* [Task item]: This exercise asks for an exact copy of the lines from the one containing "Output a JSON" through the final line of the material, with pictures omitted.
%%
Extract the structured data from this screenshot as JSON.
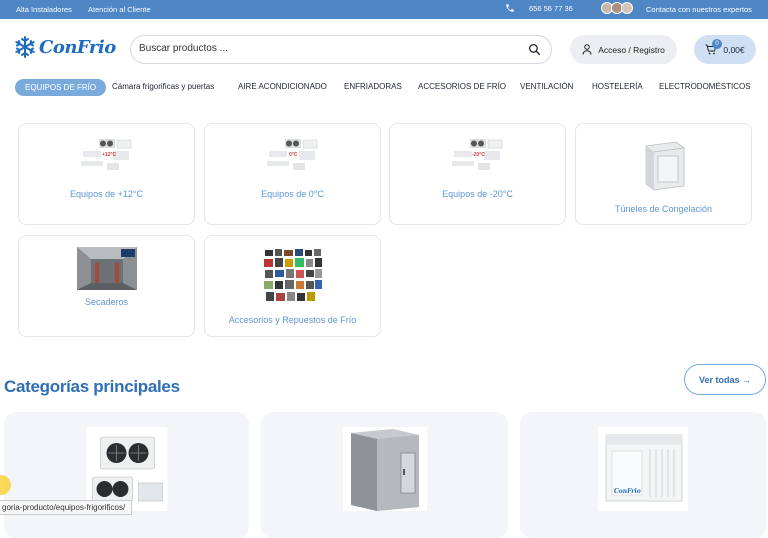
{
  "topbar": {
    "links": [
      "Alta Instaladores",
      "Atención al Cliente"
    ],
    "phone": "656 56 77 36",
    "contact": "Contacta con nuestros expertos"
  },
  "header": {
    "logo_text": "ConFrio",
    "search_placeholder": "Buscar productos ...",
    "account_label": "Acceso / Registro",
    "cart_count": "0",
    "cart_total": "0,00€"
  },
  "nav": {
    "items": [
      "EQUIPOS DE FRÍO",
      "Cámara frigorificas y puertas",
      "AIRE ACONDICIONADO",
      "ENFRIADORAS",
      "ACCESORIOS DE FRÍO",
      "VENTILACIÓN",
      "HOSTELERÍA",
      "ELECTRODOMÉSTICOS"
    ]
  },
  "subcategories": [
    {
      "label": "Equipos de +12°C",
      "badge": "+12°C"
    },
    {
      "label": "Equipos de 0°C",
      "badge": "0°C"
    },
    {
      "label": "Equipos de -20°C",
      "badge": "-20°C"
    },
    {
      "label": "Túneles de Congelación"
    },
    {
      "label": "Secaderos"
    },
    {
      "label": "Accesorios y Repuestos de Frío"
    }
  ],
  "main_categories": {
    "title": "Categorías principales",
    "view_all": "Ver todas →"
  },
  "status_bar": {
    "url": "goria-producto/equipos-frigorificos/"
  },
  "colors": {
    "topbar": "#4f86c6",
    "accent": "#2f6fb7",
    "link": "#5e96d6",
    "active_nav": "#7aa9dc",
    "cart_bg": "#cfe0f5"
  }
}
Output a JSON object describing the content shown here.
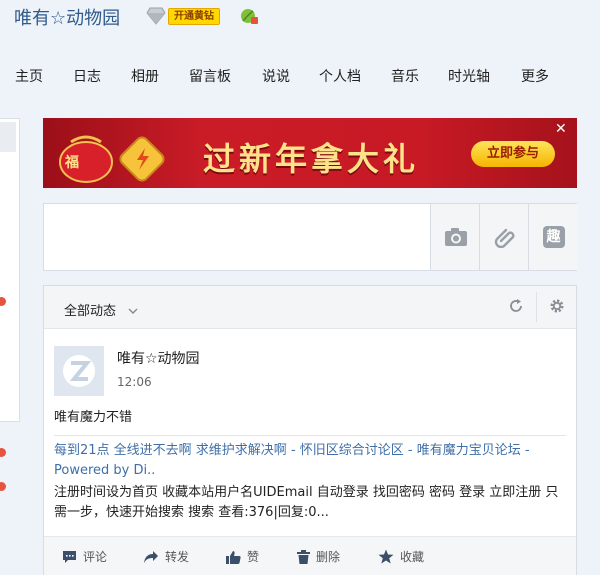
{
  "header": {
    "title": "唯有☆动物园",
    "vip_badge": "开通黄钻"
  },
  "nav": {
    "items": [
      "主页",
      "日志",
      "相册",
      "留言板",
      "说说",
      "个人档",
      "音乐",
      "时光轴",
      "更多"
    ]
  },
  "banner": {
    "title": "过新年拿大礼",
    "cta": "立即参与",
    "fu_char": "福"
  },
  "composer": {
    "tool_fun_label": "趣"
  },
  "feed": {
    "filter_label": "全部动态",
    "post": {
      "author": "唯有☆动物园",
      "time": "12:06",
      "text": "唯有魔力不错",
      "link_text": "每到21点 全线进不去啊 求维护求解决啊 - 怀旧区综合讨论区 - 唯有魔力宝贝论坛 - Powered by Di..",
      "summary": "注册时间设为首页 收藏本站用户名UIDEmail 自动登录 找回密码 密码 登录 立即注册 只需一步，快速开始搜索 搜索 查看:376|回复:0..."
    },
    "actions": {
      "comment": "评论",
      "forward": "转发",
      "like": "赞",
      "delete": "删除",
      "favorite": "收藏"
    }
  }
}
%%
* [The answer]:
Output a JSON object describing the content shown here.
{
  "header": {
    "title": "唯有☆动物园",
    "vip_badge": "开通黄钻"
  },
  "nav": {
    "items": [
      "主页",
      "日志",
      "相册",
      "留言板",
      "说说",
      "个人档",
      "音乐",
      "时光轴",
      "更多"
    ]
  },
  "banner": {
    "title": "过新年拿大礼",
    "cta": "立即参与",
    "fu_char": "福"
  },
  "composer": {
    "tool_fun_label": "趣"
  },
  "feed": {
    "filter_label": "全部动态",
    "post": {
      "author": "唯有☆动物园",
      "time": "12:06",
      "text": "唯有魔力不错",
      "link_text": "每到21点 全线进不去啊 求维护求解决啊 - 怀旧区综合讨论区 - 唯有魔力宝贝论坛 - Powered by Di..",
      "summary": "注册时间设为首页 收藏本站用户名UIDEmail 自动登录 找回密码 密码 登录 立即注册 只需一步，快速开始搜索 搜索 查看:376|回复:0..."
    },
    "actions": {
      "comment": "评论",
      "forward": "转发",
      "like": "赞",
      "delete": "删除",
      "favorite": "收藏"
    }
  }
}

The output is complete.